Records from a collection

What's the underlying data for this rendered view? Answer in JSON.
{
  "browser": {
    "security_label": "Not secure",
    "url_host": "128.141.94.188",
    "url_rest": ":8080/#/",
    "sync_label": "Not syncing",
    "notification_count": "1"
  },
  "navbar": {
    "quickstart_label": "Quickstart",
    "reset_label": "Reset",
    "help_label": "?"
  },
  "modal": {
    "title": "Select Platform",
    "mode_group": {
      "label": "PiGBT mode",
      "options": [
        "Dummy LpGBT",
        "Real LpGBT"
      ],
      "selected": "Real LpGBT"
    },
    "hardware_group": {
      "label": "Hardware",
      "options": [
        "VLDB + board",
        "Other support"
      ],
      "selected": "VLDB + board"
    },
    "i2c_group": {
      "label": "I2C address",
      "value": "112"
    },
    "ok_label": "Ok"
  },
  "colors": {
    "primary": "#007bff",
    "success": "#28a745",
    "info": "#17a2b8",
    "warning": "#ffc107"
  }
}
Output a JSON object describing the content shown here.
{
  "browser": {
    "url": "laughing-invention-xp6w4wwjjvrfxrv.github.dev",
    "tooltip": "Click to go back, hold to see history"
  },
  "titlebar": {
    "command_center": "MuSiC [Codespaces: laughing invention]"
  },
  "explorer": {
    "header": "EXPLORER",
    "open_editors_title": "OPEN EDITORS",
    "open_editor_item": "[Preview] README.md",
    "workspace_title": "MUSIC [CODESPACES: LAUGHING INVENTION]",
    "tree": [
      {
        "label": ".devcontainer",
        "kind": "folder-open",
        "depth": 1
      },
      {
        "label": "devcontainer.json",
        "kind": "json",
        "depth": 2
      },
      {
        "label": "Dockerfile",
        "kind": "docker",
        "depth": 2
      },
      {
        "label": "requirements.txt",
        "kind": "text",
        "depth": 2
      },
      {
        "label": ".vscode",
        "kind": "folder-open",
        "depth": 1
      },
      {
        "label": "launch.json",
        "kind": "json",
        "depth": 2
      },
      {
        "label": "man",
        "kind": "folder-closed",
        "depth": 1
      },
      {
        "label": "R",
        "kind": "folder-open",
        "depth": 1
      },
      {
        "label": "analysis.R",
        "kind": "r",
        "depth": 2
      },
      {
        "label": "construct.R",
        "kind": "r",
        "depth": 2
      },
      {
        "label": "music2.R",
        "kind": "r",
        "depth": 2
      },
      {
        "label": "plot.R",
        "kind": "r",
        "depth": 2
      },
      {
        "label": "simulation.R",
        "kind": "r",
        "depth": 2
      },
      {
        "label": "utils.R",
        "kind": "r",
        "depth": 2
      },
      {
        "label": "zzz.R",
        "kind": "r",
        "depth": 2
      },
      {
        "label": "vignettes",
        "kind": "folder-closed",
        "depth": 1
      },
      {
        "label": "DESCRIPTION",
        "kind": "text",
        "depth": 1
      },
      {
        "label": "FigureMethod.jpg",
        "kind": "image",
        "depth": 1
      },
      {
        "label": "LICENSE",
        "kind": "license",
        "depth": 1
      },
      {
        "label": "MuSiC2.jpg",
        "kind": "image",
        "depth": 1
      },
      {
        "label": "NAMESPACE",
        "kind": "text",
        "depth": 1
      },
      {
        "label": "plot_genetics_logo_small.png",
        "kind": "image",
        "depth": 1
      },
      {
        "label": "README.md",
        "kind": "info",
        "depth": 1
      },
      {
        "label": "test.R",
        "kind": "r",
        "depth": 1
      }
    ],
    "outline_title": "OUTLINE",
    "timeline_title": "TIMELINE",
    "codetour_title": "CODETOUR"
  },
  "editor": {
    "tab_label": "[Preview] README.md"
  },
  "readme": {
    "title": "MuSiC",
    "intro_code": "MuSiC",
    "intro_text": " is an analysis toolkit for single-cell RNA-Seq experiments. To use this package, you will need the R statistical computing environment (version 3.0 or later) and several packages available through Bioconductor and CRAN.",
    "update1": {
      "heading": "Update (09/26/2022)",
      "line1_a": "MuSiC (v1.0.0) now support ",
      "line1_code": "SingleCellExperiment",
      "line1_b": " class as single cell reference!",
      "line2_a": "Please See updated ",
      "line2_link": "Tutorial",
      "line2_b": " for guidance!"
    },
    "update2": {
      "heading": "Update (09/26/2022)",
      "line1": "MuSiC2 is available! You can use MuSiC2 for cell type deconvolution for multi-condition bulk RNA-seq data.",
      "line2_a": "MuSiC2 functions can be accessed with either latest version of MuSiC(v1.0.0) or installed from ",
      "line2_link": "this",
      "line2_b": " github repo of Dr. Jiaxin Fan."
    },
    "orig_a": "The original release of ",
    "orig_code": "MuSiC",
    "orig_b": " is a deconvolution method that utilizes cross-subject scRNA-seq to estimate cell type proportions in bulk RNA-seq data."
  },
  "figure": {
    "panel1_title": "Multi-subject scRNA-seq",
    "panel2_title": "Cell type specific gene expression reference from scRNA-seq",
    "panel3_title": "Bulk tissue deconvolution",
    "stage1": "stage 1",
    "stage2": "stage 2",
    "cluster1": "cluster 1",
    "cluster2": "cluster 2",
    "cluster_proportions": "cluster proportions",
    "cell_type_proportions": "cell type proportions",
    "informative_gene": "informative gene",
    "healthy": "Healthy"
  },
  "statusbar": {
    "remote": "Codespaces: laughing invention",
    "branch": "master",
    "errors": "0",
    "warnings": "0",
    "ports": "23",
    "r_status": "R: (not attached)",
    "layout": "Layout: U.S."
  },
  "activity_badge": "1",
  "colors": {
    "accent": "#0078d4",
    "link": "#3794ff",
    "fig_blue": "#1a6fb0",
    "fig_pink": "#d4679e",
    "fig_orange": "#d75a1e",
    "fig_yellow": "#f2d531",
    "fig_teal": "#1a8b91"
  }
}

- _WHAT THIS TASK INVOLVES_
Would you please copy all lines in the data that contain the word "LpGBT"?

- _TASK ANSWER_
        "Dummy LpGBT",
        "Real LpGBT"
      "selected": "Real LpGBT"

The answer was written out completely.